Upon his return to California Thiebauld began to paint isolated objects of food he had seen in windows of diners and cafeterias. In 1961 he met Allan Stone who was his dealer and one of his biggest collectors until Stone’s death in 2006.  Thiebauld’s work is characterized by heavy pigment and exaggerated color.
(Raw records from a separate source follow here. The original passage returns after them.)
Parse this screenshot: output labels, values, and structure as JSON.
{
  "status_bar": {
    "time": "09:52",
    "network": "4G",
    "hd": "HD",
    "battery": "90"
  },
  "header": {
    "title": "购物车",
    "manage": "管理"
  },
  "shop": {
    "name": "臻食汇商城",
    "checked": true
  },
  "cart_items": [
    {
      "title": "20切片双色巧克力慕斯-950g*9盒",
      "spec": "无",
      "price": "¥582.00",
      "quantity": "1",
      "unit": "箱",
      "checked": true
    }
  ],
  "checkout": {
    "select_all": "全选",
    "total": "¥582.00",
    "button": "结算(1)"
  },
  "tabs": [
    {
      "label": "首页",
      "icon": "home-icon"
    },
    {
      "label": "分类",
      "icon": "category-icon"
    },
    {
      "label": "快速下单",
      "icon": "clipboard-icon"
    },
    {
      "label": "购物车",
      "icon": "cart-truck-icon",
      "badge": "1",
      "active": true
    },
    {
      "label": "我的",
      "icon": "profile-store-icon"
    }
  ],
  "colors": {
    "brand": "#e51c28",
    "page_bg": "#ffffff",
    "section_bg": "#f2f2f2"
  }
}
His subject matter is often associated with Pop Art; however, he does not identify with the ideas of Pop Art and describes himself as “just an old fashioned painter.” Besides painting pastries, he’s known for his paintings and prints of cityscapes, landscapes, and streetscapes.

 

Thiebaud's works are in permanent collections at Los Angeles County Museum of Art, CA; Whitney Museum of American Art, NY; the Hirshhorn Museum and Sculpture Garden, Washington D.C.; the Smithsonian American Art Museum, Washington, D.C.; Albright-Knox Art Gallery, Buffalo, NY; San Francisco Museum of Modern Art, CA; Crocker Art Museum, Sacramento, CA; Phoenix Art Museum, AZ, Nelson-Atkins Art Museum, Kansas City, MO; and many other institutions.